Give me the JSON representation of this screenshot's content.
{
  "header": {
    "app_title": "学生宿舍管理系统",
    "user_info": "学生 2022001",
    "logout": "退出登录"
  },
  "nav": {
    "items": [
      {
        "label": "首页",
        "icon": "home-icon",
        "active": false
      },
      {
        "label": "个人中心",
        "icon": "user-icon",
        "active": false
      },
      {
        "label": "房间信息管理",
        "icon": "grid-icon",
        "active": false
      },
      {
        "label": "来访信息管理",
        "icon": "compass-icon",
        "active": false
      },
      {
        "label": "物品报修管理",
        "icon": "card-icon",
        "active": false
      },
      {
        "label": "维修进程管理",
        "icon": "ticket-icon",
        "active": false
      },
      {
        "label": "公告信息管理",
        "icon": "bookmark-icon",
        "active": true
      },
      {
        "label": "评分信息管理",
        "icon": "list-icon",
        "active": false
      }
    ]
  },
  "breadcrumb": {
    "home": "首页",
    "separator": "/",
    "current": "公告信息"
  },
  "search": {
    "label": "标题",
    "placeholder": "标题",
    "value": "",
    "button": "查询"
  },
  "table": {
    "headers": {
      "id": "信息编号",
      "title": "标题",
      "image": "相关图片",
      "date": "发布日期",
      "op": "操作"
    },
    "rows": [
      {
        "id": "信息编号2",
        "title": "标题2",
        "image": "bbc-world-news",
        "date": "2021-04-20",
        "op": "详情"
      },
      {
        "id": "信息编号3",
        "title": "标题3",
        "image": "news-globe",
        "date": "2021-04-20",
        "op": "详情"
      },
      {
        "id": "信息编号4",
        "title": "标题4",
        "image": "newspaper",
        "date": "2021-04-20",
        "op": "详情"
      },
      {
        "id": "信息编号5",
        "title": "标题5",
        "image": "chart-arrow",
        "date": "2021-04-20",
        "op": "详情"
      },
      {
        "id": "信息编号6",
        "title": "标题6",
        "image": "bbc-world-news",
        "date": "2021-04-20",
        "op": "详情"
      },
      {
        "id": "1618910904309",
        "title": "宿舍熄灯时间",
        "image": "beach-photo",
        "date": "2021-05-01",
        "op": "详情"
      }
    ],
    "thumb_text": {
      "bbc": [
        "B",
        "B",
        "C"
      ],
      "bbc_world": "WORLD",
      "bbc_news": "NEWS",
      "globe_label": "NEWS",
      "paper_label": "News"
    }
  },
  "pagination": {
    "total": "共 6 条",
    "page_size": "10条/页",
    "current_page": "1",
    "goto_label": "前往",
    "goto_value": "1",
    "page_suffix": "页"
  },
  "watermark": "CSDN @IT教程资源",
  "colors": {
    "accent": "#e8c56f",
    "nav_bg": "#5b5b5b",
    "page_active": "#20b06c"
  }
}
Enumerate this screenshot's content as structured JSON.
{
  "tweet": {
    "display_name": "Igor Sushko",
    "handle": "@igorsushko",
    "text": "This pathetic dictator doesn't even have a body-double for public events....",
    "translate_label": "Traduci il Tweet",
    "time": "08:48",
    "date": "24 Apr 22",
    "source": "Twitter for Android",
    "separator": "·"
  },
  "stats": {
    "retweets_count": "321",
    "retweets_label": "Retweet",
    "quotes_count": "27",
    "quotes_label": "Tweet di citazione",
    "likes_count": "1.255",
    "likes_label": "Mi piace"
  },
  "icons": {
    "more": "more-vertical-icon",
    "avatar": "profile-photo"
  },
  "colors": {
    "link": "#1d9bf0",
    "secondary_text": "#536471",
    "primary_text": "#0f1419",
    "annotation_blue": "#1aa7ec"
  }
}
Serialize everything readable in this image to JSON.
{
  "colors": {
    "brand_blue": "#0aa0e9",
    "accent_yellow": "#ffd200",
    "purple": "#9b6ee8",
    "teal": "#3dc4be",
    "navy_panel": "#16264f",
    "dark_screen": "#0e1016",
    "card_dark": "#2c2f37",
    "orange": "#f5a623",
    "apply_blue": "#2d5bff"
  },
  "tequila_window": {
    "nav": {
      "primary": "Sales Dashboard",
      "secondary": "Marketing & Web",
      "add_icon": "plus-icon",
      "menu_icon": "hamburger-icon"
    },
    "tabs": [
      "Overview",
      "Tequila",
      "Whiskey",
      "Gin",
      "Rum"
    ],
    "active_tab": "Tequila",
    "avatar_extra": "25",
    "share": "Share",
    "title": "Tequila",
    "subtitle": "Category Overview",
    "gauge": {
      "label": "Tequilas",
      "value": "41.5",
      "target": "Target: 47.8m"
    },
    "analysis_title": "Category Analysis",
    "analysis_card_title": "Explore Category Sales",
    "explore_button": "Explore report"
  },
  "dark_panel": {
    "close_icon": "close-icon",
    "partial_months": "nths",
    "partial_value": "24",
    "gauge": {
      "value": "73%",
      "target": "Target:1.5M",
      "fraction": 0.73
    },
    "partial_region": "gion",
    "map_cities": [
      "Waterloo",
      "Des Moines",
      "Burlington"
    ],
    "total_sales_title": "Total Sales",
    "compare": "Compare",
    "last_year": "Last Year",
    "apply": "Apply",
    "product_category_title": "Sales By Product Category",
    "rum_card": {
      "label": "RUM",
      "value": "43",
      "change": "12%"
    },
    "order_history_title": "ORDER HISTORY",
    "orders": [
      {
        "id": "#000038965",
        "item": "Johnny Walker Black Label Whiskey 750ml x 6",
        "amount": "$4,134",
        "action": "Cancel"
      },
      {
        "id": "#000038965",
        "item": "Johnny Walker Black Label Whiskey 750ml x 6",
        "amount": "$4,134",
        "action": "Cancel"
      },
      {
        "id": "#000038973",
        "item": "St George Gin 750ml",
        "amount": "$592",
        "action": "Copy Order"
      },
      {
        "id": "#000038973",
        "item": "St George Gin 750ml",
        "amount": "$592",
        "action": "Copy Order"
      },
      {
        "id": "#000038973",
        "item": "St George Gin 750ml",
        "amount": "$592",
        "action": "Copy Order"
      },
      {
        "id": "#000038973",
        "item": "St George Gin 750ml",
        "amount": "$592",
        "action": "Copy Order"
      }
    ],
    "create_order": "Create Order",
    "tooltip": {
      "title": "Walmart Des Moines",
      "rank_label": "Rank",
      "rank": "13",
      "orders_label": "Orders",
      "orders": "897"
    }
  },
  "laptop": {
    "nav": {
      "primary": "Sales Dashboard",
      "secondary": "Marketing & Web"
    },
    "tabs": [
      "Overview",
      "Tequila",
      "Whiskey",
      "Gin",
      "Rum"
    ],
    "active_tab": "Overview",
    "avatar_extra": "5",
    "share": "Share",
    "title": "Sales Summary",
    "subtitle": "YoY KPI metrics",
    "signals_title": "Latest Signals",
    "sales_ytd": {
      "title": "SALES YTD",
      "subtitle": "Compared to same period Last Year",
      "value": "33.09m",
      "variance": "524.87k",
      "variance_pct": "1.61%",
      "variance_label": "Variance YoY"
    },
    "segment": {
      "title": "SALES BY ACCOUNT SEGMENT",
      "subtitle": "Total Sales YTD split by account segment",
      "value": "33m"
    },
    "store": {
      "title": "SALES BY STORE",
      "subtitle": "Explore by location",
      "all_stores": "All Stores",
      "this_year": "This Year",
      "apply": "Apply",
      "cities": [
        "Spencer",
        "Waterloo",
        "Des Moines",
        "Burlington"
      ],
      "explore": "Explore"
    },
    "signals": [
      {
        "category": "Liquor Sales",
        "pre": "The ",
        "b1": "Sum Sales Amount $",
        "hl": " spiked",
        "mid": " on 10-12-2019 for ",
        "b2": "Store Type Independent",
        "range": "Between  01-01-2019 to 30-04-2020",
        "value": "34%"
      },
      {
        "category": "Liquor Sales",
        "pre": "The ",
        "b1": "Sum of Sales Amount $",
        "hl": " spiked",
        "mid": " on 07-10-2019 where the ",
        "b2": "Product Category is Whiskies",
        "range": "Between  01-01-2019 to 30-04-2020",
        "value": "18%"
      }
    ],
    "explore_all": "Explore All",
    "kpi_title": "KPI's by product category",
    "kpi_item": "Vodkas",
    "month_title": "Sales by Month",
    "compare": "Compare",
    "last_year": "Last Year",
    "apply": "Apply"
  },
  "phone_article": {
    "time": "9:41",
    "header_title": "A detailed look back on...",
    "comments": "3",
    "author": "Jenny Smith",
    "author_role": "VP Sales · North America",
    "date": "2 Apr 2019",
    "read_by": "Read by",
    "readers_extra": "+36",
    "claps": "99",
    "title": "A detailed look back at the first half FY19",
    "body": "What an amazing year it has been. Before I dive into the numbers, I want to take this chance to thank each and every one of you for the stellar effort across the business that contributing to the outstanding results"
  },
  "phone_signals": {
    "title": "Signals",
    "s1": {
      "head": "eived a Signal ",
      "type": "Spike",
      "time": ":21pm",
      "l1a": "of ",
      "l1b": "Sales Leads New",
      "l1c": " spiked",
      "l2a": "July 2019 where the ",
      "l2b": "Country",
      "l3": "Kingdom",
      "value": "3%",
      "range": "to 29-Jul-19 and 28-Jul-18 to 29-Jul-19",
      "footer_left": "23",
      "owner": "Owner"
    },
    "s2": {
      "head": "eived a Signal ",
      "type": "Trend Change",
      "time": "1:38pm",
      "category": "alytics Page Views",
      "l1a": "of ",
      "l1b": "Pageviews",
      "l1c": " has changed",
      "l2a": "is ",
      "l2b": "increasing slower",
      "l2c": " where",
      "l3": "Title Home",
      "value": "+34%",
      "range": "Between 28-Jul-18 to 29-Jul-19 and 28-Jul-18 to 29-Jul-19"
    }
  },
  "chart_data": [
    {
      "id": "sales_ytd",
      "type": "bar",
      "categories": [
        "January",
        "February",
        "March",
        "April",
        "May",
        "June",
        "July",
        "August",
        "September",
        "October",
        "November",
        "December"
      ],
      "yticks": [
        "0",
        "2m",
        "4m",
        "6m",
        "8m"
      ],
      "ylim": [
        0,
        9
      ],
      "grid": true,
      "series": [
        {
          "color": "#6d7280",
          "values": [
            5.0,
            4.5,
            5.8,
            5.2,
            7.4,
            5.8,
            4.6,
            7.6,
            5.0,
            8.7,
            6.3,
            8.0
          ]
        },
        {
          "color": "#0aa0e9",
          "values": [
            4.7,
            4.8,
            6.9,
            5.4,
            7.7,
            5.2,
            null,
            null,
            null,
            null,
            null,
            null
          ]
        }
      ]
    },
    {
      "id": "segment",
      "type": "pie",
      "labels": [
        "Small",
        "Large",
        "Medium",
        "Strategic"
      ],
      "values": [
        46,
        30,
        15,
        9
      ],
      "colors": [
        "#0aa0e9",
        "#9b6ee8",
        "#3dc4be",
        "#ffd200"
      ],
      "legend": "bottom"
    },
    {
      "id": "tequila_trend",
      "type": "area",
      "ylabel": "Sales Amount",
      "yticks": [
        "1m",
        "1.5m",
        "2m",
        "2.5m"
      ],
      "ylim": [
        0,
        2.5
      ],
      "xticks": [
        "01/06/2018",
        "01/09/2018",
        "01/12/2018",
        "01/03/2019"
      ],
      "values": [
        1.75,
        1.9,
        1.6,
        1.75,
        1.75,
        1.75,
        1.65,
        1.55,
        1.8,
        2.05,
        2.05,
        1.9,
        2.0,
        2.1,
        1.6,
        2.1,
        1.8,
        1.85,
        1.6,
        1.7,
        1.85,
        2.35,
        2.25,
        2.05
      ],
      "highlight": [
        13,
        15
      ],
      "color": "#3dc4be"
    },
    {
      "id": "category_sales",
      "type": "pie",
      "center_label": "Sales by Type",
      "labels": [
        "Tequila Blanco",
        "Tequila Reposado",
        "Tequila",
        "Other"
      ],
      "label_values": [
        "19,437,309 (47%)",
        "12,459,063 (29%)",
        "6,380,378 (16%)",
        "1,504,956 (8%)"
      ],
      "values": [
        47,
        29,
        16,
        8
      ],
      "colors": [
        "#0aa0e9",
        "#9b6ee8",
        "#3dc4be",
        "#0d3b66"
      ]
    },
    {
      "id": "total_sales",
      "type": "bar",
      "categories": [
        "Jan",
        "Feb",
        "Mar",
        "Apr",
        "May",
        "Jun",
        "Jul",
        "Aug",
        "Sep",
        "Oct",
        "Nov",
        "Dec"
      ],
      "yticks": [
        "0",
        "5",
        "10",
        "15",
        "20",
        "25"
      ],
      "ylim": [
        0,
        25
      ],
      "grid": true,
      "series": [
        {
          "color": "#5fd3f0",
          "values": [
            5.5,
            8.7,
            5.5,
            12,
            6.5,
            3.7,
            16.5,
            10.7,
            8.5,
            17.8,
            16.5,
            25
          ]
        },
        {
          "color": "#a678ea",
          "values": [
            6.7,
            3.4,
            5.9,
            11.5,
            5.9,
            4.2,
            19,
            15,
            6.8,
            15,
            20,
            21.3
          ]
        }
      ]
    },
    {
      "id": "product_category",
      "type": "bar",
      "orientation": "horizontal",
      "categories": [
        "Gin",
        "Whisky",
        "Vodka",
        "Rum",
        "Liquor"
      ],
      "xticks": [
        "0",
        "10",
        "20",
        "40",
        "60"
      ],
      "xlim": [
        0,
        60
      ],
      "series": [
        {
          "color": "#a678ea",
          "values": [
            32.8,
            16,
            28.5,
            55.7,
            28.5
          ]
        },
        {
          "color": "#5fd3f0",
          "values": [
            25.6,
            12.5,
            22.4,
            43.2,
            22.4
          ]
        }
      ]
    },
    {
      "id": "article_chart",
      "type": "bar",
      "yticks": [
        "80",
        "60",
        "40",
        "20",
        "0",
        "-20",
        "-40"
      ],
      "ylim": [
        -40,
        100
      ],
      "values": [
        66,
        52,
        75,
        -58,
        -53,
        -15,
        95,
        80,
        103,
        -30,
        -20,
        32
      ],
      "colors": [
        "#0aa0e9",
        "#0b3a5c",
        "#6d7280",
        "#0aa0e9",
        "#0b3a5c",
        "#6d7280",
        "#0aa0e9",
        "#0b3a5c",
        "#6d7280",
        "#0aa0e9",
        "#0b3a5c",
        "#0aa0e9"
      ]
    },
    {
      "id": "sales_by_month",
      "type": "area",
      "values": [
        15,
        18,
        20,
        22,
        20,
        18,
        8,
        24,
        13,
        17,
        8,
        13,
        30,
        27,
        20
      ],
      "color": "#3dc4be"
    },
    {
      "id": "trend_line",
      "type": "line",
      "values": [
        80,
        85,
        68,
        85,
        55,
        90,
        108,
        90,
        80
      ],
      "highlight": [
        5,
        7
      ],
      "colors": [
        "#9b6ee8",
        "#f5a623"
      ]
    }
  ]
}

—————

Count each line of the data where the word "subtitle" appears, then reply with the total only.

5